Cocoa butter molecules stack themselves into many different forms of crystals, and some are more stable than others. (Think of the difference of strength between a single Lego tower and an interlocked Lego wall.) When you melt the chocolate, the cocoa butter cools into crystalline forms that are less stable. Cocoa butter gets pushed out of the chocolate structure and reforms into white crystals.

Chocolate bar at the end of The Great Melting Race




Chocolate Bloom




Broken chocolate: notice the fissures where the chocolate has separated




Cocoa Butter Crystals

Imagine Children's Museum Signing

I had a great time at the Imagine Children's Museum in Everett, WA last Saturday, where I got to meet lots of kids, parents, grandparents, and fellow authors! Thanks to

If you ever have to set up your own candy experiment table, these experiments are crowd pleasers:


Author Beth Bacon joined us at the museum when she read her new picture book, The Book No One Wants to Read.


The grownups also had fun! These staff members are using air pressure to squash marshmallows--how small can they get?


And the fun kept spreading--one experiment made it all the way to the ticket office.
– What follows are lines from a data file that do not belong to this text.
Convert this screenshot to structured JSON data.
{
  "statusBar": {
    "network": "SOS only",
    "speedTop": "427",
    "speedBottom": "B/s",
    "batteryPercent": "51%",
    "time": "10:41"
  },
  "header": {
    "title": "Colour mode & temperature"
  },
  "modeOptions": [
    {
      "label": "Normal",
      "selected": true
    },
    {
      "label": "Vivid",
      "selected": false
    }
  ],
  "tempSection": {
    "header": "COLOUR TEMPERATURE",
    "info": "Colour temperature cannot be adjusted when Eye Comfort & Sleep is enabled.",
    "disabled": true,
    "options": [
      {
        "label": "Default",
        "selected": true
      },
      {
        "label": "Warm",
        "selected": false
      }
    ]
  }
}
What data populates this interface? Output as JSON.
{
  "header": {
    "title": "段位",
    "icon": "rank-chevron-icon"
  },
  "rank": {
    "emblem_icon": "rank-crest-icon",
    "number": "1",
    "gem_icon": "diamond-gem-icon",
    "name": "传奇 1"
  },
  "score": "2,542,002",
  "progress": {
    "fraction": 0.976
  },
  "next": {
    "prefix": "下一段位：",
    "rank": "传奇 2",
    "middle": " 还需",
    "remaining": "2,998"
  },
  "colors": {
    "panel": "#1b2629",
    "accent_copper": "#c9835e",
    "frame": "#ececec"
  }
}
The Great Candy Melt-off November 2019

The Great Candy Melt-off November 2019: Who will survive?

The contestants line up on a foil-lined baking sheet.

The oven heats to 250 degrees F, and in they go.

The powdered dextrose of the Colossal Sours starts melting into a transparent syrup.

The melting middles of the Skittles bubble out through the hard candy shell.

Tootsie Fruit Chews melt together into a gooey Spumoni colored puddle.

The Twix bars expand and split.

The M&Ms shine as the glaze melts, while the Hershey bar exudes tiny oily drops.

The Sunkist Fruit Gel pulsates as it melts.

After everything sits in a fine melty state for a long time, the final death round starts: 300 degrees.

The Skittles melt into a rainbow peacock tail.

The Toosie Fruit Chews bubble into a brown sticky puddle.

The Sunkist Fruit Gem melts into a sparkly pink puddle, but the sugar crystals in the coating stay solid. They’ll survive until the temperature hits 320 degrees.

The Colossal Sours have gone nearly completely transparent.

Meanwhile, the M&M’s have cracked open. The adjacent Hershey bar is soft to the touch, but the M&M chocolate is hard and brittle.

The Warheads Chewy Cubes look untouched--until you see the shining glaze. Though the cubes themselves look unchanged, they skate along a shining puddle of melted sour crystals

Leaving the winner: Tootsie Dots!

Aside from a slightly dry and crunchy exterior, they retained shape and texture thanks to a secret ingredient: food starch.